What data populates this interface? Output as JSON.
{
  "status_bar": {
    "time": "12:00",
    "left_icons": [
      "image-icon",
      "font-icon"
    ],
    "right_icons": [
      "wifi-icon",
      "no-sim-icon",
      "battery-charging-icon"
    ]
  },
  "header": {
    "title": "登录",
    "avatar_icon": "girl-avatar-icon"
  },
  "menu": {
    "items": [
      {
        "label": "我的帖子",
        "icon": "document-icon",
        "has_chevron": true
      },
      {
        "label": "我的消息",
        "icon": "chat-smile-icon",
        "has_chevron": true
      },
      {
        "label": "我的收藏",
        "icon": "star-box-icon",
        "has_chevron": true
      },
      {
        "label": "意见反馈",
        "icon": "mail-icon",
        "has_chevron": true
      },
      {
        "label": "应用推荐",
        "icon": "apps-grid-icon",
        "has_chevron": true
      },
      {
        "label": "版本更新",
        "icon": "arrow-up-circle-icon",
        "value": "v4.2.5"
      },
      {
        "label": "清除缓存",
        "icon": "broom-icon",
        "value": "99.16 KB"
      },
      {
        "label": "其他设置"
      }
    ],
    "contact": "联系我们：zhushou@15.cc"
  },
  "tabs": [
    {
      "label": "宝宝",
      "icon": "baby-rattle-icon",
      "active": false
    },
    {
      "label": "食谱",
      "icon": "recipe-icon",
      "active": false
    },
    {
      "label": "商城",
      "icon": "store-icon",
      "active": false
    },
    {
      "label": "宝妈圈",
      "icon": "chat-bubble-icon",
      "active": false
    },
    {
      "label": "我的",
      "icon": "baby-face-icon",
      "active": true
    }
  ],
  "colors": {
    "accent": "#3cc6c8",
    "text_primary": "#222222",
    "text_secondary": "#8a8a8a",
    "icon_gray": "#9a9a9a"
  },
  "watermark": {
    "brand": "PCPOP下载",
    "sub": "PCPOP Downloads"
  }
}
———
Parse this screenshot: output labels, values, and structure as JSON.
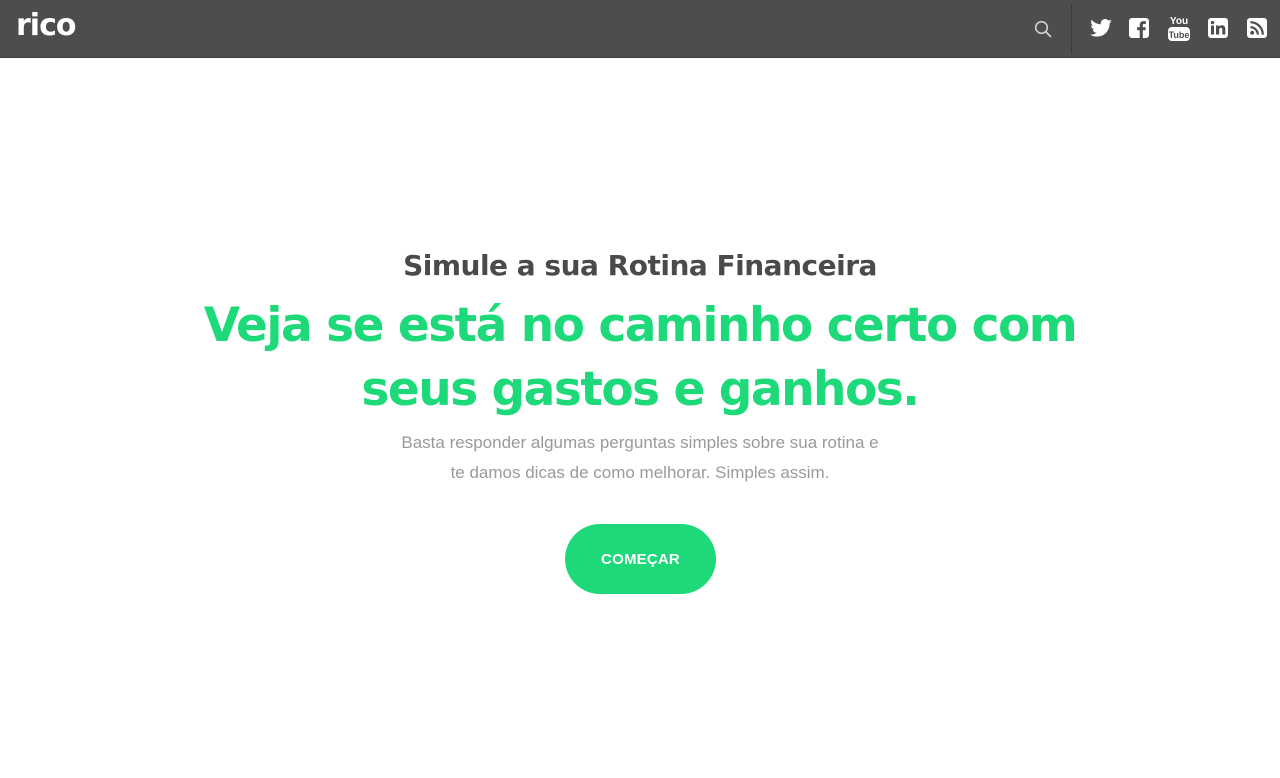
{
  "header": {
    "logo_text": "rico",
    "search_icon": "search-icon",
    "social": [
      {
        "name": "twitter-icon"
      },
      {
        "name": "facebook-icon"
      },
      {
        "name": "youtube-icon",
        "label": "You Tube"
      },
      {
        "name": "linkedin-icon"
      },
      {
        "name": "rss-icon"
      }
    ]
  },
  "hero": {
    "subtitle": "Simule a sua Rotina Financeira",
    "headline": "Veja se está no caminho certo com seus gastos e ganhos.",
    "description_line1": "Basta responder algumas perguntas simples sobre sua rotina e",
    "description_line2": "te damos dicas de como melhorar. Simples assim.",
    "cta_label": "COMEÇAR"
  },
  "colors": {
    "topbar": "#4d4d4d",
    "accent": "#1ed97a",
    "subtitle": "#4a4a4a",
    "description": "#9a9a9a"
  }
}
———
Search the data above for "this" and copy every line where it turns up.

◆ **Written answer**:
What data populates this interface? Output as JSON.
Parse this screenshot: output labels, values, and structure as JSON.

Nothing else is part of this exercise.